TASK TO CARRY OUT
Figure out how many lines in these records contain "Tracking". Only the number belongs in the reply.

______

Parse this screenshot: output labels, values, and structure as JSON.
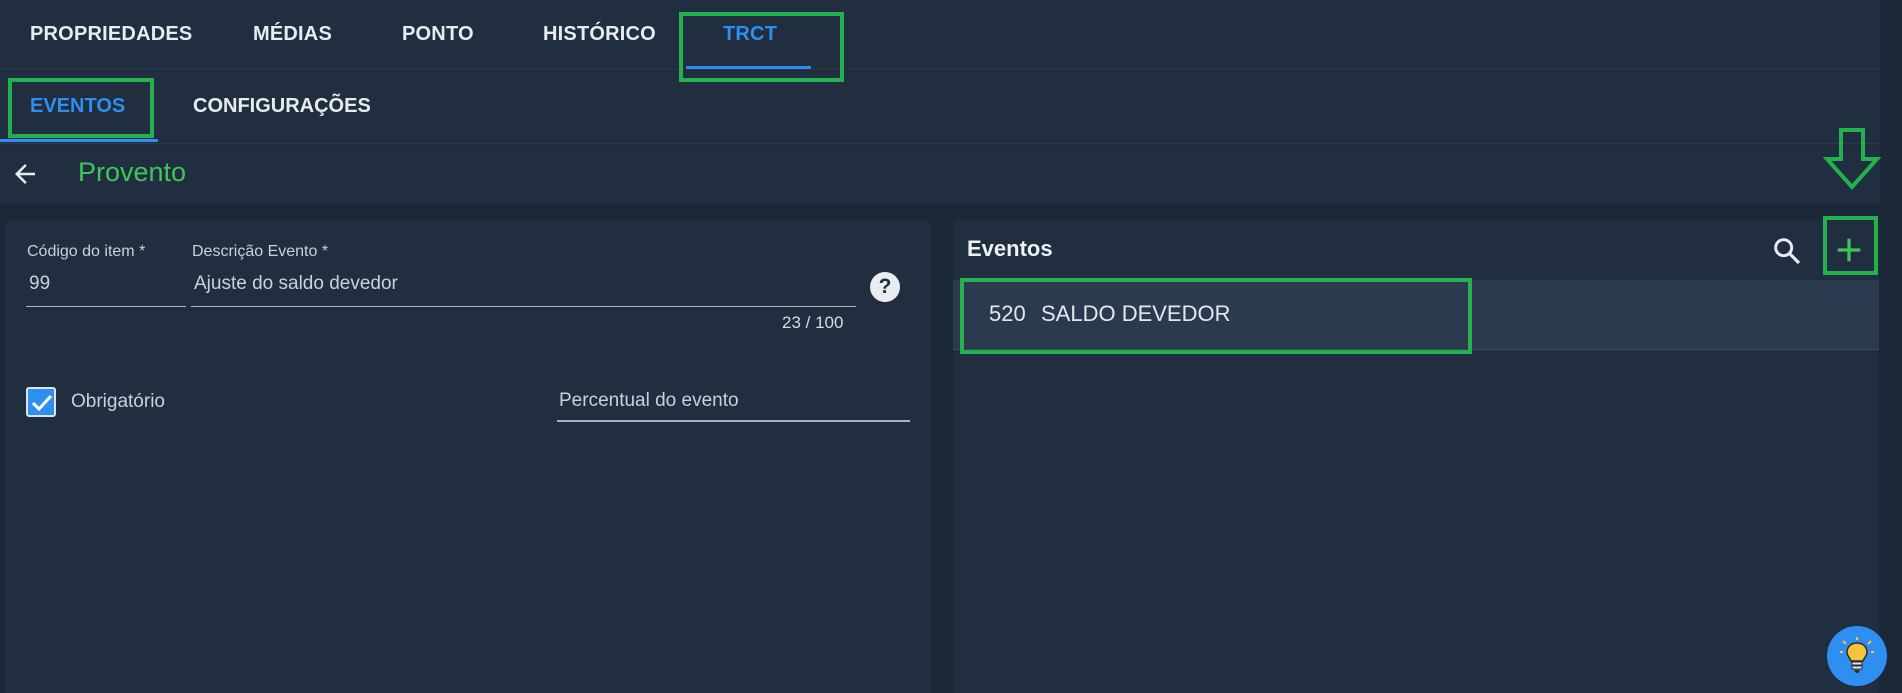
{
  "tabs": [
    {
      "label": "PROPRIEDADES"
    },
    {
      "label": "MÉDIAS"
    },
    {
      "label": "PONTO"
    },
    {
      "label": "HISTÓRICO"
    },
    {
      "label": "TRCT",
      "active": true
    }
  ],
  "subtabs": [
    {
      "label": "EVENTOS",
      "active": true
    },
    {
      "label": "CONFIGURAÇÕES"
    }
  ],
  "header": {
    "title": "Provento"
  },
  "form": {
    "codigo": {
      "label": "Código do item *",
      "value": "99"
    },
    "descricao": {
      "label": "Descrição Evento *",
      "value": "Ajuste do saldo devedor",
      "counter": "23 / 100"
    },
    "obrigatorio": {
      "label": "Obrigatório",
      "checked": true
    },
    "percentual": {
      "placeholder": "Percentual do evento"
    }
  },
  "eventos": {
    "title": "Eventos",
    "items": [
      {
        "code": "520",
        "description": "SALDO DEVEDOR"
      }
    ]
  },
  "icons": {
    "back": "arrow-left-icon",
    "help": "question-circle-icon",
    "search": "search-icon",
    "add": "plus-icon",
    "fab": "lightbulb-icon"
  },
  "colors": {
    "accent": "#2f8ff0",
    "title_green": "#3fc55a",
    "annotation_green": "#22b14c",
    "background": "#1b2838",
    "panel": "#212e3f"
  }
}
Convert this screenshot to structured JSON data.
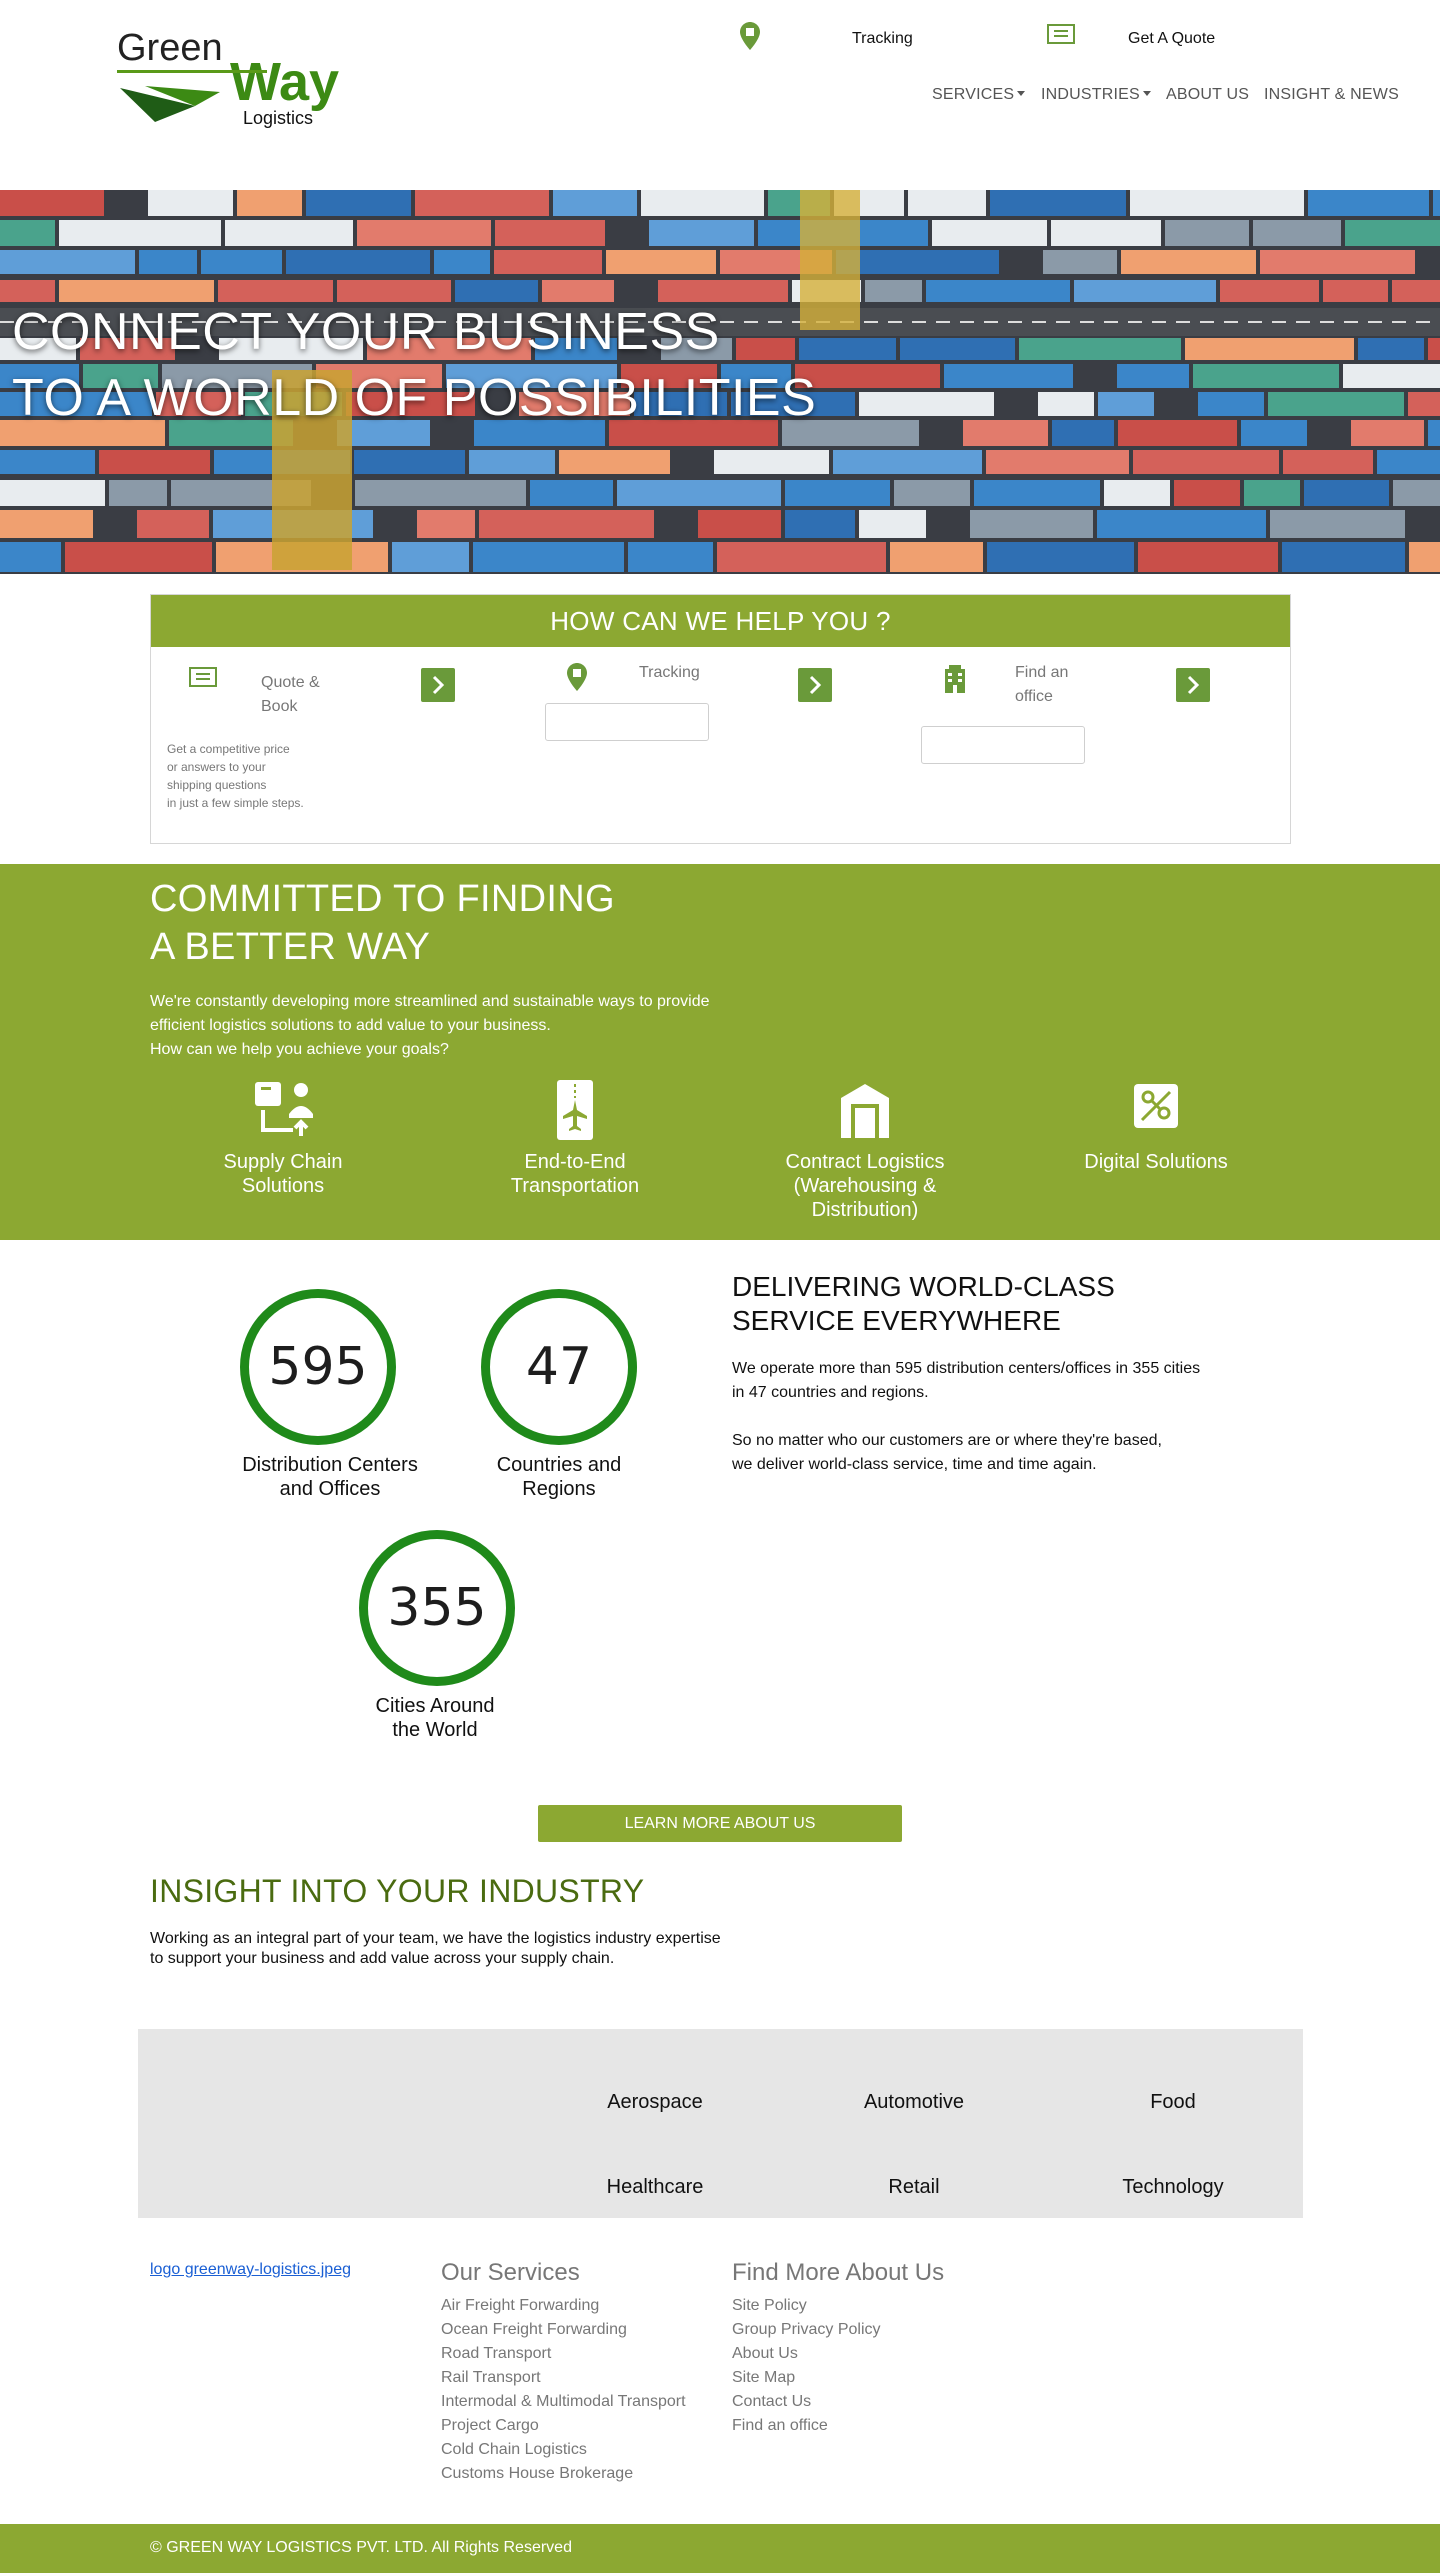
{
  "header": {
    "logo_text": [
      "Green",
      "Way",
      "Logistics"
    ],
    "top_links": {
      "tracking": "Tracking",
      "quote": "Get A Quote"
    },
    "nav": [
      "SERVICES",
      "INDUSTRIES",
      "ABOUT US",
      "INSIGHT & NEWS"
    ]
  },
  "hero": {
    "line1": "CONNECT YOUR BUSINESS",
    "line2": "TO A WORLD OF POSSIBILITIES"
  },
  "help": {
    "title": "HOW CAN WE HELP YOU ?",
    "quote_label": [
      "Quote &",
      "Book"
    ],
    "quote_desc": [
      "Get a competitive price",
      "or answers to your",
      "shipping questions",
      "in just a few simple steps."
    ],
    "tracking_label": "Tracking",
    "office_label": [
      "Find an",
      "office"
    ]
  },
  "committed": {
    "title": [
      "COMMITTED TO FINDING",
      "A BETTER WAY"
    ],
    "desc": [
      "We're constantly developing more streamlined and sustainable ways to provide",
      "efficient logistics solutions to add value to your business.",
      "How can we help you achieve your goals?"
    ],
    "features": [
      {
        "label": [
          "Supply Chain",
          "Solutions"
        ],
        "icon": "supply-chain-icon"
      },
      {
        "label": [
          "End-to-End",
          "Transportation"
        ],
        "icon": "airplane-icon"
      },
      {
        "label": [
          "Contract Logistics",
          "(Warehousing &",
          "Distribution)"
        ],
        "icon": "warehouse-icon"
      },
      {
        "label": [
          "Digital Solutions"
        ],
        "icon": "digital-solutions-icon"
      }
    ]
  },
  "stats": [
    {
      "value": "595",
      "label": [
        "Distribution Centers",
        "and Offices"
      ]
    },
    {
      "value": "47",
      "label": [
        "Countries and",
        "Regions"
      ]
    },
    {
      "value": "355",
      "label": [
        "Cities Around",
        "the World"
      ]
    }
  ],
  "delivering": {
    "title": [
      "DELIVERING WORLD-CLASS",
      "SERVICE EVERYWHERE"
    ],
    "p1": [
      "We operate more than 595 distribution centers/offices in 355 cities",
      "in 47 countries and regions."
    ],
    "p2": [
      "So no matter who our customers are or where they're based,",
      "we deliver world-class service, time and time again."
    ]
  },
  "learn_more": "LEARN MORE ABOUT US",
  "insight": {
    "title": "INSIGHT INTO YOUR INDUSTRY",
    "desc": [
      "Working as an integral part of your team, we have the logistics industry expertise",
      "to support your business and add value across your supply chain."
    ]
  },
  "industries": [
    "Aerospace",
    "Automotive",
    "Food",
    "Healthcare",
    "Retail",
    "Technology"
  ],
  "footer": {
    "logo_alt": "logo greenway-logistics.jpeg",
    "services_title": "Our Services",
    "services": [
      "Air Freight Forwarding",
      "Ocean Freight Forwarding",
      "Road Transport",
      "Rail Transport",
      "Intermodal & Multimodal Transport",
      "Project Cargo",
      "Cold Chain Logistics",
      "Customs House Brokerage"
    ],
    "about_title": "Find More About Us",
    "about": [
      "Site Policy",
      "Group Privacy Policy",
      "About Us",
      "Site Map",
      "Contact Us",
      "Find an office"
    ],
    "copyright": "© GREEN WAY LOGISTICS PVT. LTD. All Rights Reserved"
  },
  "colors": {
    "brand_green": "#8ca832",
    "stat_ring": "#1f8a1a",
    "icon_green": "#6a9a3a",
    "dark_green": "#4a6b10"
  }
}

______

THE ANSWER
2